Community Feature: Tuktoyaktuk
As many people have now virtually reached or passed Tuk, this week we are featuring the last community along the Big River route: Tuktoyaktuk!
Tuktoyaktuk (Tuk-tu-yaaq-tuuq) or “Tuk” is located on the shore of the Beaufort Sea. The area is the traditional territory of the whale-hunting Kittegaryumiut Inuit.

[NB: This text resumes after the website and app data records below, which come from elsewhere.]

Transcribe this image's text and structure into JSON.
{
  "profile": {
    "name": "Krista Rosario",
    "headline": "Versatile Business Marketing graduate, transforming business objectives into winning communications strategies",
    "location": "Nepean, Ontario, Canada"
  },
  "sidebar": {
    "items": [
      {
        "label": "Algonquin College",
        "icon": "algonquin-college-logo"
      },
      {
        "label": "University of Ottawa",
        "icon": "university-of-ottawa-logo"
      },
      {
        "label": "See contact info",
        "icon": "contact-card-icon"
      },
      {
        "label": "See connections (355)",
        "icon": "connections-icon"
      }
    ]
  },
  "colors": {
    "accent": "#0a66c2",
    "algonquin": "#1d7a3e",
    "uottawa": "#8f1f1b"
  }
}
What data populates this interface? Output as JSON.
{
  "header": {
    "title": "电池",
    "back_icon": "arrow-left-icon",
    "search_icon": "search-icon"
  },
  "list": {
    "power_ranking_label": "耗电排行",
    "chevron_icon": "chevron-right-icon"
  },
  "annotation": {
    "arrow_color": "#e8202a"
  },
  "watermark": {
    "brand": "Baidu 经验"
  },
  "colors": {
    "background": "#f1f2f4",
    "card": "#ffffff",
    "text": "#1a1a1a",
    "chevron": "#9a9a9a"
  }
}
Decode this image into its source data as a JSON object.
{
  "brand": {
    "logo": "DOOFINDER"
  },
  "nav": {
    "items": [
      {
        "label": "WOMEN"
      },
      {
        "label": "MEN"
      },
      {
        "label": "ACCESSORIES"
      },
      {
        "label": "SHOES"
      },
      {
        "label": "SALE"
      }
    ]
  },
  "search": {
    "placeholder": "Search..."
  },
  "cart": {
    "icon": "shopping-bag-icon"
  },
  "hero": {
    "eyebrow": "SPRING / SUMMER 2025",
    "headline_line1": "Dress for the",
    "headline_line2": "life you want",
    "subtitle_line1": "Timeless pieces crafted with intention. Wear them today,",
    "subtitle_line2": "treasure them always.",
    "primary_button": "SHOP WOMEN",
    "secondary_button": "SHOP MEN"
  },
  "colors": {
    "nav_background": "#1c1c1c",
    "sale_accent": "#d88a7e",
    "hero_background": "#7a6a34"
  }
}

First settled in the 1930s as Port Brabant by the Hudson’s Bay Company, in 1950 its name changed to Tuktoyaktuk, an Anglicized version of the Inuvialktun word for “place resembling a caribou.” The community was the site of one of the DEW (distant early warning) radar stations during the Cold War. In the 1980s, Tuk was central to oil and gas activities in the Beaufort Sea.
Roughly 965 people live in the Inuvialuit Hamlet and up until recently the community was only accessible by air in the summer and ice road in the winter. In November 2017, the Inuvik-Tuktoyatkuk 137km-long, two-lane gravel highway opened and became the first all-weather road to Canada’s Arctic Coast.
If walking or driving to Tuk, one of the most prominent features you’ll notice as you approach the community, besides the breathtaking tundra landscape, are pingos! They look like small, volcano-like hills sticking up from the tundra. Pingos are formed when water freezes into ice and
For the most northerly community on mainland Canada, Tuk has seen some interesting visitors over the years including: Queen Elizabeth II; Canadian Prime Ministers; rock bands like Metallica, Hole, Moist, Cake, and Veruca Salt; and reality TV personalities Jesse James and Ice Road Truckers.
Tuk has five Walk to Tuk teams this year: Tuk Treckers, Tuk Hikers, Tuk Trekkers, Tuk Psuktunga, and Tuk Kids.